This was playoff fever, pandemic style.
While there was plenty of excitement on television, in person at the scene of Game 1 of the local team’s 2021 quest for the Stanley Cup, there was no fever at all.
Who would have ever thought it? The Toronto Maple Leafs and main rival Montreal Canadiens are meeting for the first time in the NHL playoffs in 42 years — and there was no buzz around town at all.
Thanks to COVID-19 restrictions, not only were there no fans in the Scotiabank Arena, there were next to none in Maple Leaf Square either.
Welcome to the Twilight Zone.
Just call it the ghost game.
In more than 30 years of going down to cover the excitement of the Maple Leafs in the playoffs, this counts as the strangest.
Eerie might be the best word to describe it.
An early clue was the empty GO train.
Normally teeming with Leafs Nation blue and white, the train was empty and it was a real indicator of the sign of the times.
The response to COVID-19 has taken so much from so many and now the fun of being down at a Buds-Habs playoff tilt was stolen, too.
Inside The Vault and outside.
When they broadcast the games on the JumboTron in the square, the fans pack in all the way to Simcoe St.
Not this time.
Now it looks vacant. You would never even know anything was going on inside. All the area’s great pubs and restaurants and patios were also shut down.
If you looked through the locked doors at gate six, you could see some of the game on a TV inside.
Every now and then people were stopping in to take a look, but then headed home for a better view on their own big screen.
There was, after all, no cheering here. No Go Leafs Go! chants. No atmosphere at all.
You know something weird is happening when there are more bronze statues in Legends Row than there are people in the square.
There were a couple of fans who strolled in wearing their Maple Leaf sweaters before the game to make an appearance on the TV news but when the puck dropped it almost felt like the aftermath of a nuclear blast.
Just bizarre. Surreal.

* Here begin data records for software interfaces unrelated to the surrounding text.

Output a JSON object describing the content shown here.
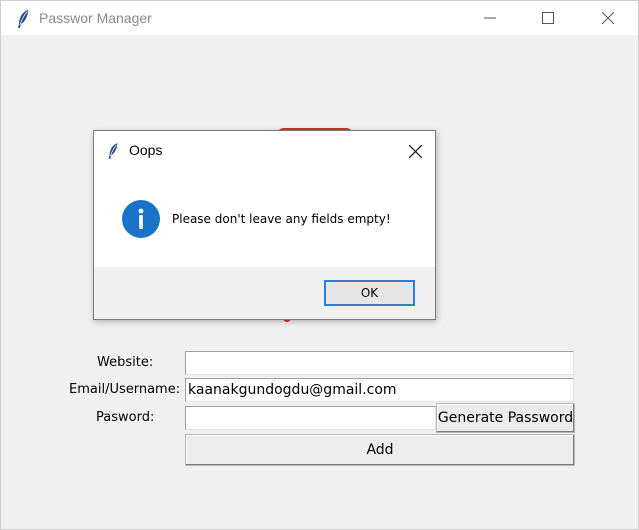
{
  "window": {
    "title": "Passwor Manager",
    "app_icon": "feather-icon"
  },
  "form": {
    "website_label": "Website:",
    "website_value": "",
    "email_label": "Email/Username:",
    "email_value": "kaanakgundogdu@gmail.com",
    "password_label": "Pasword:",
    "password_value": "",
    "generate_button": "Generate Password",
    "add_button": "Add"
  },
  "dialog": {
    "title": "Oops",
    "icon": "info-icon",
    "message": "Please don't leave any fields empty!",
    "ok_button": "OK"
  },
  "colors": {
    "info_blue": "#1a73c8",
    "focus_border": "#2c7fd1",
    "logo_red": "#c0392b"
  }
}
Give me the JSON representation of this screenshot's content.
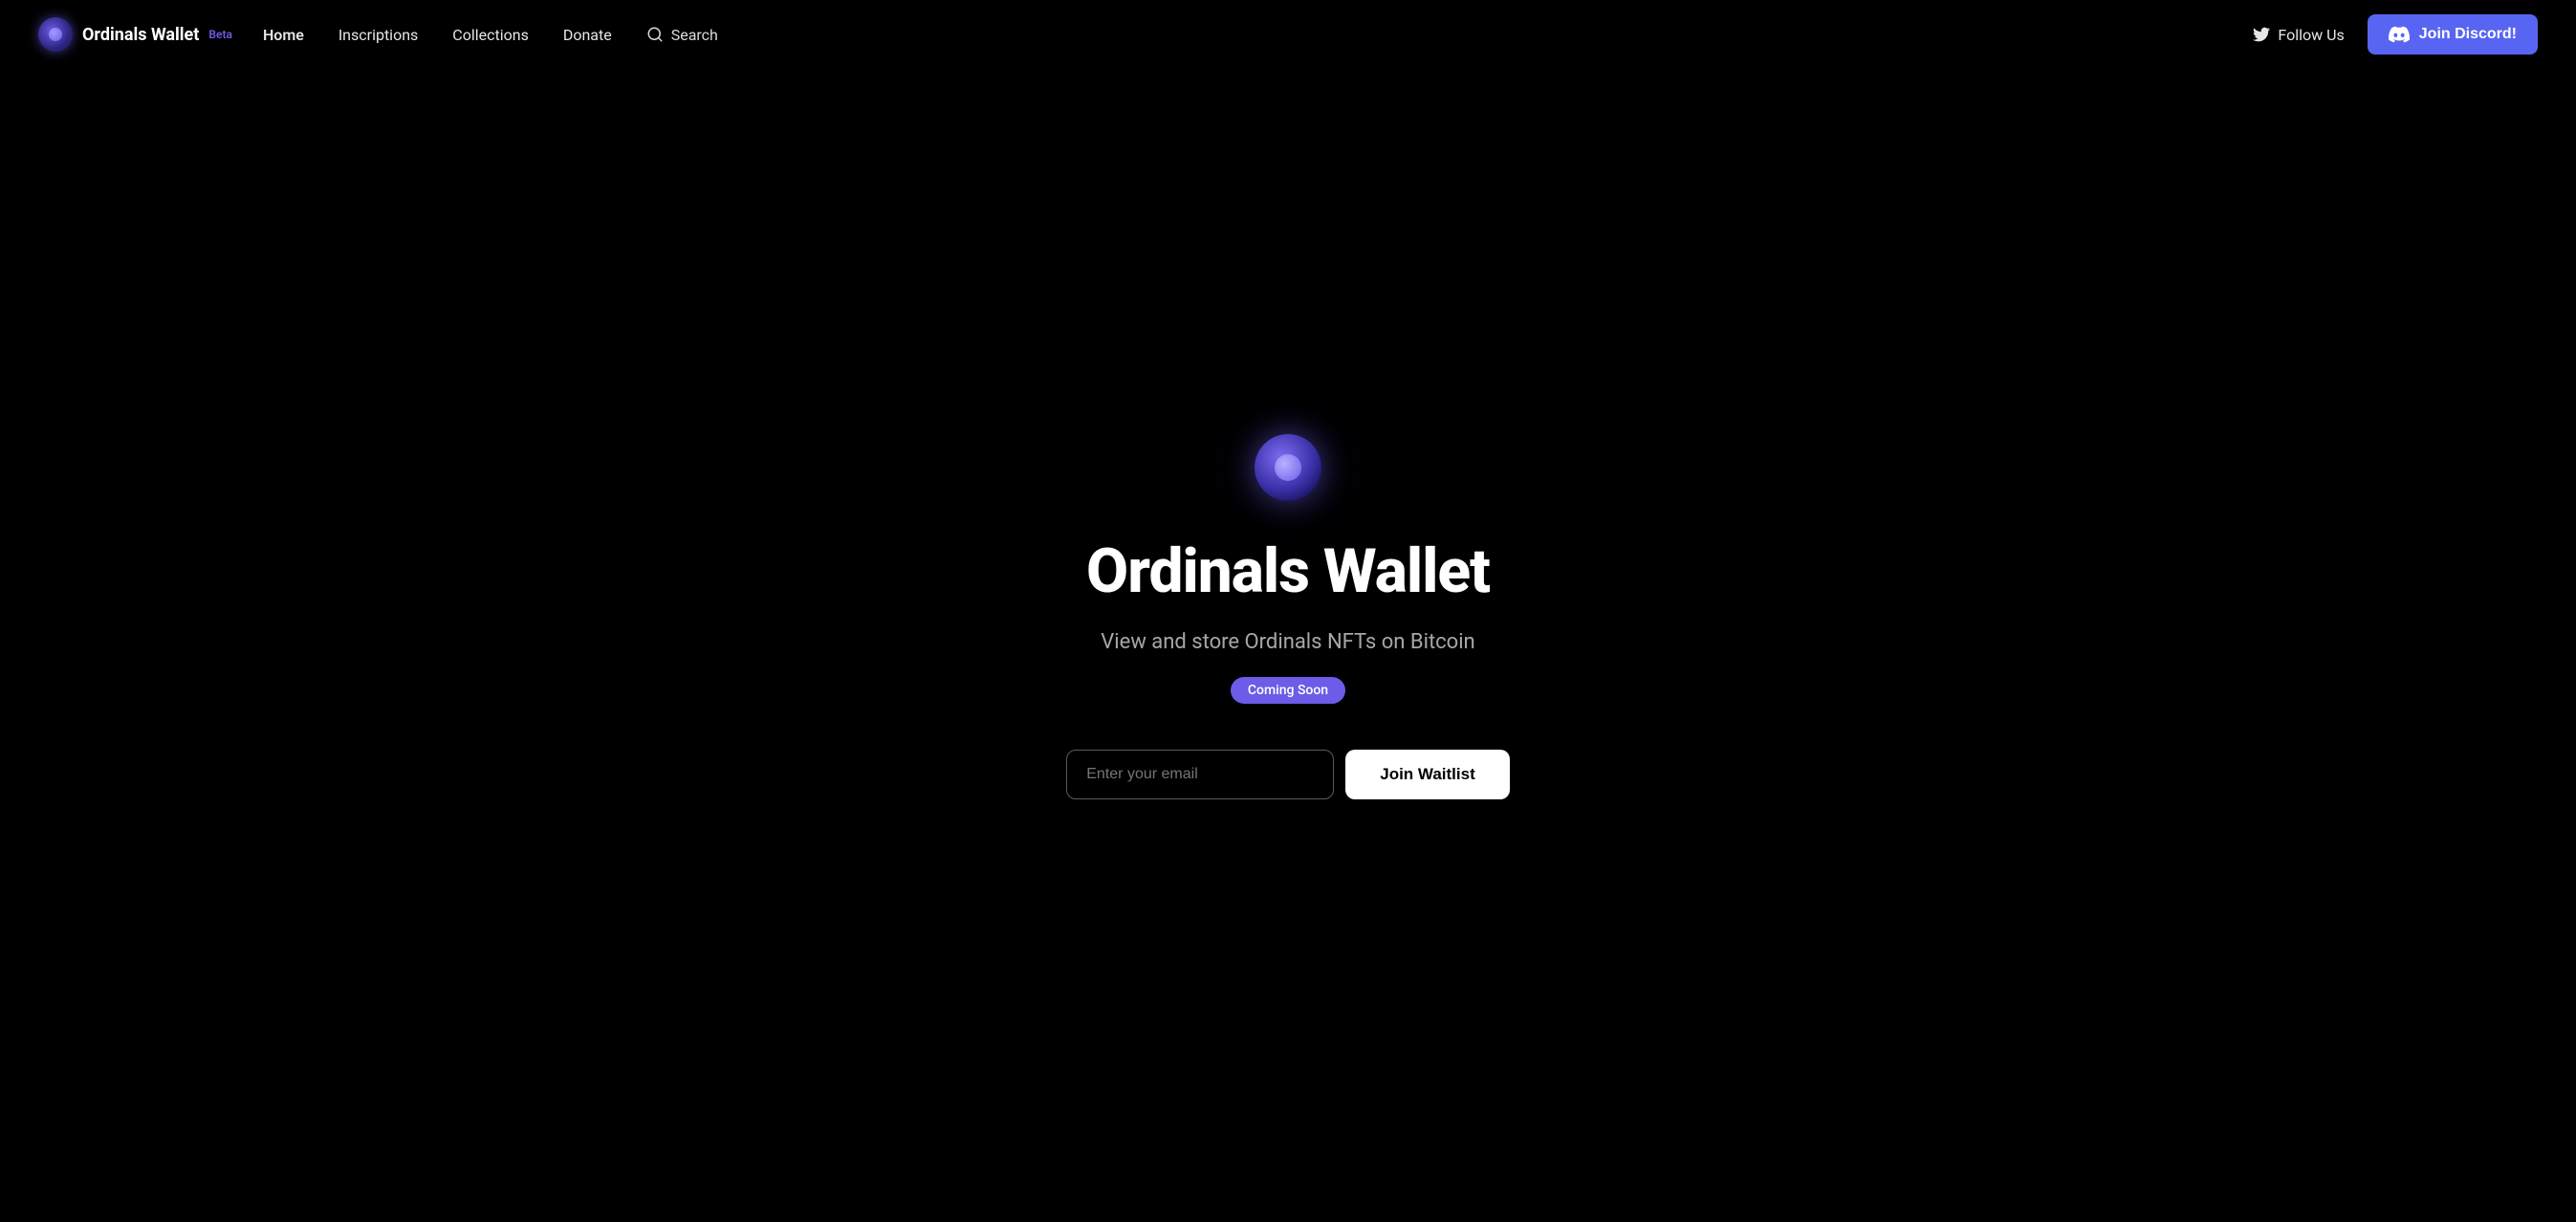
{
  "nav": {
    "logo_text": "Ordinals Wallet",
    "beta_label": "Beta",
    "links": [
      {
        "label": "Home",
        "href": "#"
      },
      {
        "label": "Inscriptions",
        "href": "#"
      },
      {
        "label": "Collections",
        "href": "#"
      },
      {
        "label": "Donate",
        "href": "#"
      }
    ],
    "search_placeholder": "Search",
    "follow_us_label": "Follow Us",
    "discord_btn_label": "Join Discord!"
  },
  "hero": {
    "title": "Ordinals Wallet",
    "subtitle": "View and store Ordinals NFTs on Bitcoin",
    "coming_soon": "Coming Soon",
    "email_placeholder": "Enter your email",
    "waitlist_btn": "Join Waitlist"
  }
}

One of the fans who were down for the pre-game TV stand-ups was Andy The Sign Guy, who was carrying his own version of the Stanley Cup.
“I would be here anyway,” he said of the tailgate parties known to take place here on big games.

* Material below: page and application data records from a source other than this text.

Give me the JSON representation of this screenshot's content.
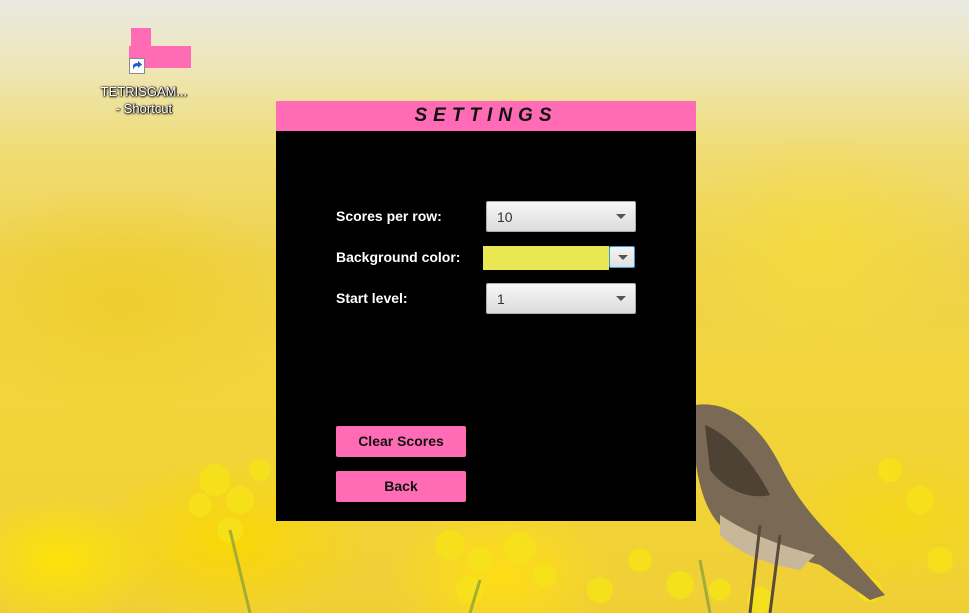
{
  "desktop": {
    "shortcut": {
      "icon": "tetris-block-icon",
      "overlay_icon": "shortcut-arrow-icon",
      "label_line1": "TETRISGAM...",
      "label_line2": "- Shortcut",
      "color": "#ff6bb5"
    },
    "wallpaper": "yellow-flowers-bird"
  },
  "window": {
    "title": "SETTINGS",
    "accent_color": "#ff6bb5",
    "background_color": "#000000",
    "fields": {
      "scores_per_row": {
        "label": "Scores per row:",
        "value": "10"
      },
      "background_color": {
        "label": "Background color:",
        "value_color": "#e9e752"
      },
      "start_level": {
        "label": "Start level:",
        "value": "1"
      }
    },
    "buttons": {
      "clear_scores": "Clear Scores",
      "back": "Back"
    }
  }
}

This time, he was alone. Soon he left, too.
If it’s true that the Montreal Canadiens are going to be allowed to have 2,500 fans inside the Bell Centre. If there is a Game 6, we’ve got to find some way to get some excitement back down to the Scotiabank Arena, as well.
Sure, it’s a long way from planning a Stanley Cup parade. But that’s going to be some travesty if this stay-at-home order creates a virtual celebration.
Good luck enforcing that one.
But for now, people were told to stay home and watch the game and that is exactly what they did.